I don’t remember when Alzheimer’s reared it’s ugly head. All I know is one day my mom started forgetting a few things like the day, date and year and would repeat questions every so often. When this started, I remembered it raised my eyebrow wondering if this is the start to Alzheimer’s? I was quite familiar with it because my grandmother had it, but I didn’t give this change too much mind because she was otherwise functioning well. Then little by little, there were more subtle changes. When she’d forget something and I’d make light of it, her standard response was “I didn’t hear you.” With my mother’s personality of being timid, and at times having a little anxiety it wasn’t apparent of what was early onset Alzheimer’s and what was her personality. Looking back, there were probably more tell tale signs, but I was dealing with my own life that was and wasn’t going in the direction I wanted it to.

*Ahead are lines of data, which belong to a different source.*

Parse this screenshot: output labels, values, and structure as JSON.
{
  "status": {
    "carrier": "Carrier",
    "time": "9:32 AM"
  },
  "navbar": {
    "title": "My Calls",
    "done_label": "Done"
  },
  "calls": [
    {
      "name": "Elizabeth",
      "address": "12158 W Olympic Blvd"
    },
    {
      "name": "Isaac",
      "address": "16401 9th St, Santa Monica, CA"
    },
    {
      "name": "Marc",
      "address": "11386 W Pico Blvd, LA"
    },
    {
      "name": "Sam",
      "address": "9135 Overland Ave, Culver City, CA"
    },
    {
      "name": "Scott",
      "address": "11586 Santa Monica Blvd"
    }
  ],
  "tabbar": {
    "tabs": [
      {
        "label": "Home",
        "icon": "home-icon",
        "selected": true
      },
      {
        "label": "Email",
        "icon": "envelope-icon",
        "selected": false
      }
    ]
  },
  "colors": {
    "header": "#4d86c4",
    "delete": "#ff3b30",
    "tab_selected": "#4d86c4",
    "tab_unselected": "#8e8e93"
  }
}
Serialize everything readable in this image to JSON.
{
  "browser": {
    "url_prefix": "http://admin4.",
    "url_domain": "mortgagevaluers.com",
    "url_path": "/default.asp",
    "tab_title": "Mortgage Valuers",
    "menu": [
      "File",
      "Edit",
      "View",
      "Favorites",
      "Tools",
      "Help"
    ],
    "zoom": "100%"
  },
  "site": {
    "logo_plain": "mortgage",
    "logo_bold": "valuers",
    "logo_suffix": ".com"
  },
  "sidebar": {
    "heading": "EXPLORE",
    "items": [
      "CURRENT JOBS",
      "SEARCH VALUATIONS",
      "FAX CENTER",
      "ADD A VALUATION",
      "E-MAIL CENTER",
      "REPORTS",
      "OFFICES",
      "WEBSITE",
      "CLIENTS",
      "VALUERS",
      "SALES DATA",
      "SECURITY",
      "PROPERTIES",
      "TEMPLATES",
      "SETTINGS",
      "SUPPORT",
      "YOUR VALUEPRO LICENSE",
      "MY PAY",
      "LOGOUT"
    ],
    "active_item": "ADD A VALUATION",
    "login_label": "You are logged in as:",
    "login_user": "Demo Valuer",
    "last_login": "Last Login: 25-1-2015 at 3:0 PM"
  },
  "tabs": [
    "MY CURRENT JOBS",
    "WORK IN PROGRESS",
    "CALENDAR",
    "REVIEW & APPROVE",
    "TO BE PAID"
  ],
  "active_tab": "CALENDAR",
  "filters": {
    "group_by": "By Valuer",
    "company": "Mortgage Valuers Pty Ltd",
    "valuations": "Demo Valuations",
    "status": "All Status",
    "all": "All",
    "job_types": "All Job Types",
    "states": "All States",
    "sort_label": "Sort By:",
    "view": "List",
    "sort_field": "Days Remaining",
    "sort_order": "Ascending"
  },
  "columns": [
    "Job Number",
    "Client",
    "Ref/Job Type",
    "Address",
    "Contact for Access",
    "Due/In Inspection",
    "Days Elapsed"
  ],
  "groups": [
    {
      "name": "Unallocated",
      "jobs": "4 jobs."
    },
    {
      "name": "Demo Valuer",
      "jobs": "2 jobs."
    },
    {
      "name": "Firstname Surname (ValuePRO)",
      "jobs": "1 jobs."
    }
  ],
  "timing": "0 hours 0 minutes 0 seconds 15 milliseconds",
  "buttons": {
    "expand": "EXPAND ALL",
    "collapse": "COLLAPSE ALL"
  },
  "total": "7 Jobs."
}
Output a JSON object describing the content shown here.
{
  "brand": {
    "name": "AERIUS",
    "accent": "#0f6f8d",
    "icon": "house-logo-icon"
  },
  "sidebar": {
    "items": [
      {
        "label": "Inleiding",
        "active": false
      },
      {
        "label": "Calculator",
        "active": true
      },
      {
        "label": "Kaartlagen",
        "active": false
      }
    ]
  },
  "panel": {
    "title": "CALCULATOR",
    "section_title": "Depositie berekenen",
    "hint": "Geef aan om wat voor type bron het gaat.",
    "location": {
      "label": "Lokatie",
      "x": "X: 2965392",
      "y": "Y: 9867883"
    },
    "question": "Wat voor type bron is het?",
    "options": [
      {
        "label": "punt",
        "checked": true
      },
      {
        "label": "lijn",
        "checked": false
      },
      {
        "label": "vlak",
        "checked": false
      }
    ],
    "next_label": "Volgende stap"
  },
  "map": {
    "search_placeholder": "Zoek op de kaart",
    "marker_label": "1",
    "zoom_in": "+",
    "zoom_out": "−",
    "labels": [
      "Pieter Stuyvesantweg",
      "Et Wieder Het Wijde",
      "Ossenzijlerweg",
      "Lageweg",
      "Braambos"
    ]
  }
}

2007 I would say was the real beginning to where I am today. In March of that year, I had some concerns and needed to have a biopsy on my lymph nodes. And during this process with the pre and post surgery appointments, I realized this was the first time I was going through something major and I couldn’t discuss it with my mother fully understanding. So my worries of what is my diagnoses? Is it cancer or not?, were all inside of me.
A few months later, mom, who is also a diabetic, had to go into the hospital because her sugar level was too high. At this time she was still caring for herself, taking her meds (or so I thought) and one day after a doctors appointment, I get a call at work saying I need to get my mom to the hospital. Unable to answer most of the doctors questions, something inside of me knew “these times are a changing” (queue in Peter, Paul & Mary).

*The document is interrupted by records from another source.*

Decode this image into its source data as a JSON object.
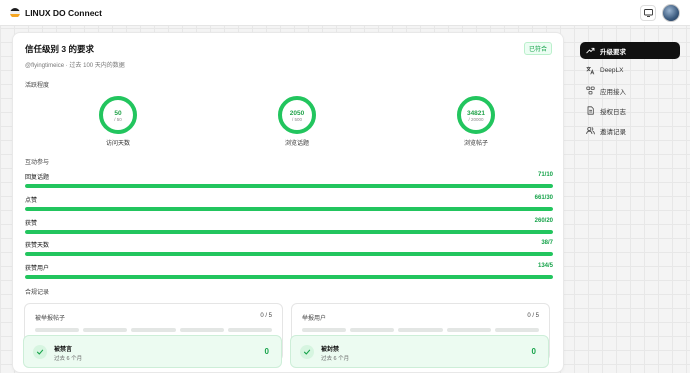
{
  "app": {
    "title": "LINUX DO Connect"
  },
  "card": {
    "title": "信任级别 3 的要求",
    "badge": "已符合",
    "subtitle": "@flyingtimeice · 过去 100 天内的数据"
  },
  "activity": {
    "label": "活跃程度",
    "rings": [
      {
        "value": "50",
        "target": "/ 50",
        "label": "访问天数",
        "progress": 1.0
      },
      {
        "value": "2050",
        "target": "/ 500",
        "label": "浏览话题",
        "progress": 1.0
      },
      {
        "value": "34821",
        "target": "/ 20000",
        "label": "浏览帖子",
        "progress": 1.0
      }
    ]
  },
  "interaction": {
    "label": "互动参与",
    "bars": [
      {
        "label": "回复话题",
        "value": "71/10",
        "progress": 1.0
      },
      {
        "label": "点赞",
        "value": "661/30",
        "progress": 1.0
      },
      {
        "label": "获赞",
        "value": "260/20",
        "progress": 1.0
      },
      {
        "label": "获赞天数",
        "value": "38/7",
        "progress": 1.0
      },
      {
        "label": "获赞用户",
        "value": "134/5",
        "progress": 1.0
      }
    ]
  },
  "compliance": {
    "label": "合规记录",
    "reports": [
      {
        "label": "被举报帖子",
        "value": "0 / 5"
      },
      {
        "label": "举报用户",
        "value": "0 / 5"
      }
    ],
    "status": [
      {
        "title": "被禁言",
        "sub": "过去 6 个月",
        "value": "0"
      },
      {
        "title": "被封禁",
        "sub": "过去 6 个月",
        "value": "0"
      }
    ]
  },
  "sidebar": {
    "items": [
      {
        "label": "升级要求",
        "icon": "trending-up-icon",
        "active": true
      },
      {
        "label": "DeepLX",
        "icon": "translate-icon",
        "active": false
      },
      {
        "label": "应用接入",
        "icon": "apps-icon",
        "active": false
      },
      {
        "label": "授权日志",
        "icon": "document-icon",
        "active": false
      },
      {
        "label": "邀请记录",
        "icon": "users-icon",
        "active": false
      }
    ]
  },
  "colors": {
    "accent": "#22c55e",
    "accent_text": "#16a34a",
    "track": "#dff5e6",
    "active_bg": "#111111"
  }
}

Thankfully my biopsy didn’t reveal cancer, but I had to have another one from which a diagnoses was found. To my surprise my friend Grace, whose life journey I think about ALL of the time going through what I am currently, offered to go with me. She new mom’s condition was changing and didn’t want me to be alone. Thankful of her offer, I did let her know my godfather was going to take me, but if he weren’t able I would have taken her up on her offer. It would have been a secure feeling of knowing someone with reasoning could understand what I was going through.

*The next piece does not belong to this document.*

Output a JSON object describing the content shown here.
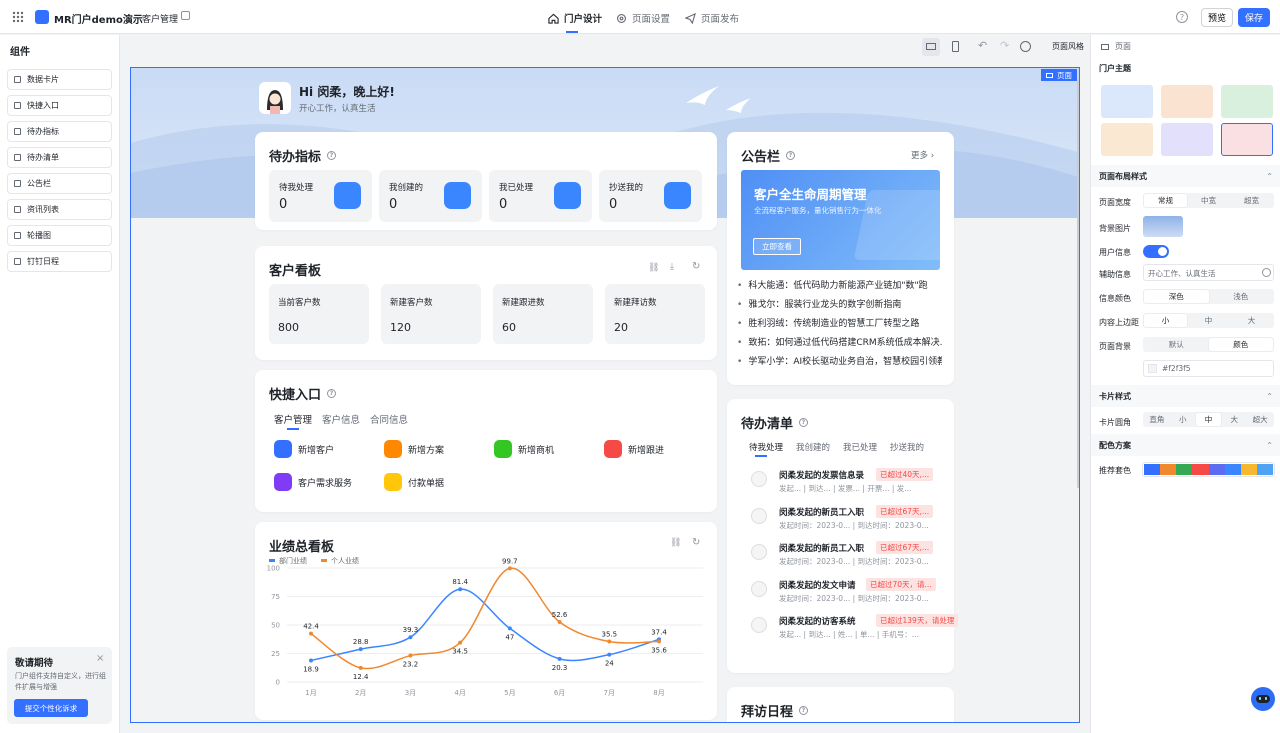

My godfather took me and after being dropped off, he and my mom took off for breakfast. I didn’t mind them going at all, but I remember sitting there with a feeling I’ve never felt before…alone. Looking left and right, who could I talk to, who could be my go between with the doctor if need be. I was alone. I know I wasn’t abandoned, but mom used to stay, I knew I was facing what was to be the beginning of a new way of life for me.
In my next post, I’m going to give some signs of early onset Alzheimers from the Alz. Assoc. Here are some of my mothers:
1) Forgetting day, month, year
2) Forgetting to pay bills (my mom was such a stickler for paying on time, when the calls started coming I knew something was up)
3) Repeating the same questions
4) Forgetting to take medication
5) Becoming confused, anxious, timid